Wilks, D. S.: Statistical methods in the atmospheric sciences, Academic Press, 3rd edn., International geophysics series, vol. 100, ISBN 978-0-12-385022-5, https://doi.org/10.1016/B978-0-12-385022-5.00001-4, 2011.
Yao, J., Zhao, Y., Chen, Y., Yu, X., and Zhang, R.: Multi-scale assessments of droughts: a case study in Xinjiang, China, Sci. Total Environ., 630, 444–452, 2018.
Zaz, S. N., Romshoo, S. A., Krishnamoorthy, R. T., and Viswanadhapalli, Y.: Analyses of temperature and precipitation in the Indian Jammu and Kashmir region for the 1980–2016 period: implications for remote influence and extreme events, Atmos. Chem. Phys., 19, 15–37, https://doi.org/10.5194/acp-19-15-2019, 2019.
Zscheischler, J., Westra, S., Van Den Hurk, B. J., Seneviratne, S. I., Ward, P. J., Pitman, A., AghaKouchak, A., Bresch, D. N., Leonard, M., and Wahl, T.: Future climate risk from compound events, Nat. Clim. Change, 8, 469–477, 2018.

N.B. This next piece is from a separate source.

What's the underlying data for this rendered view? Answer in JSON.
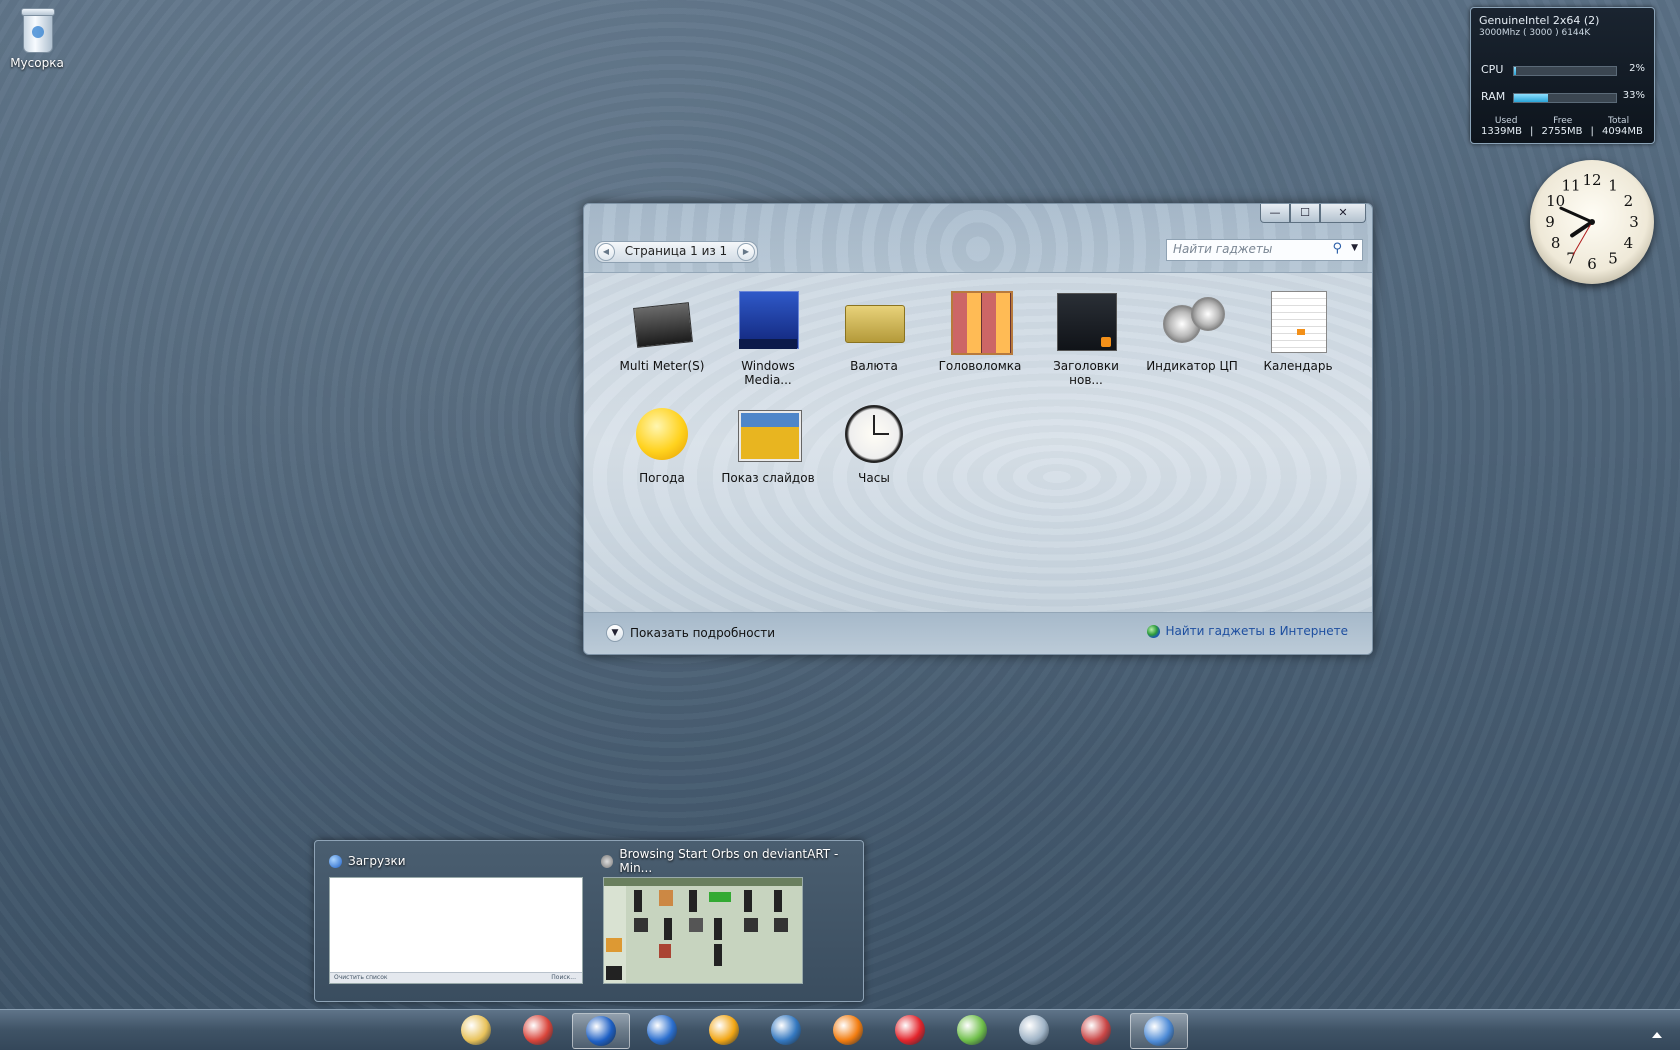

Zscheischler, J., Fischer, E. M., and Lange, S.: The effect of univariate bias adjustment on multivariate hazard estimates, Earth Syst. Dynam., 10, 31–43, https://doi.org/10.5194/esd-10-31-2019, 2019.
Zscheischler, J., Martius, O., Westra, S., Bevacqua, E., Raymond, C., Horton, R. M., van den Hurk, B., AghaKouchak, A., Jézéquel, A., and Mahecha, M. D.: A typology of compound weather and climate events, Nature Reviews Earth & Environment, 1, 333–347, 2020.